Most of the painted works on this page were created with a series of stencils. The stencil areas are lifted, exposing the watercolor papers surface, and paint is then sprayed over the paper's surface either by airbrush or a toothbrush. After the painted areas dry, the stencils are then replaced into the original position, and another area is uncovered. By using more detailed stencils over the exposed areas of the work and repainting, certain patterns or details can be brought out.

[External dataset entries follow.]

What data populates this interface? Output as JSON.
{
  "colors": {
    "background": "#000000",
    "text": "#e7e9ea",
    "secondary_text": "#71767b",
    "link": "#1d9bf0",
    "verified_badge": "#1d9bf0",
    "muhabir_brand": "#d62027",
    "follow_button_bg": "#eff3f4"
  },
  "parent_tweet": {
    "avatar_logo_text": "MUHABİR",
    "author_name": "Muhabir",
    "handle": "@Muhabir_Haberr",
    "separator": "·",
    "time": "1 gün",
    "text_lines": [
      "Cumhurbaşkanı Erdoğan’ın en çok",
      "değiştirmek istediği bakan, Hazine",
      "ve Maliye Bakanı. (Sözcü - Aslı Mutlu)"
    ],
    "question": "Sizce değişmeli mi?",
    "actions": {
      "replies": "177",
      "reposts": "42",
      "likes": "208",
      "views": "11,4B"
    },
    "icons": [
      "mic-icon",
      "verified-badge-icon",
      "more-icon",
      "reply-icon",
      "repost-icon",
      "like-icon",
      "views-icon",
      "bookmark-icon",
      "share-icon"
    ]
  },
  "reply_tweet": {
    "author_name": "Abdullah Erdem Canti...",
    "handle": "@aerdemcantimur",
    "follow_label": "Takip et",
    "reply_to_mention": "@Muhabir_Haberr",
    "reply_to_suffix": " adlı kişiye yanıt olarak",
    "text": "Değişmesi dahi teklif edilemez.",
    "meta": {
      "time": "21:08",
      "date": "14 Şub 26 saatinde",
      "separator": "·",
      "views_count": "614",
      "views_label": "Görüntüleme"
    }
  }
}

I would use a toothbrush over an airbrush any day. Filling the toothbrush with paint and then flicking the end splatters the color onto the paper. Painting watercolor with the toothbrush gives a rougher, more stippled stroke which dries light, allowing many layers of color to be built on top of one another. Rather a simple process, it’s nice to be able to switch between paints quickly without having to clean out the airbrush equipment and without the bulky respirator problems associated with airbrushed acrylic.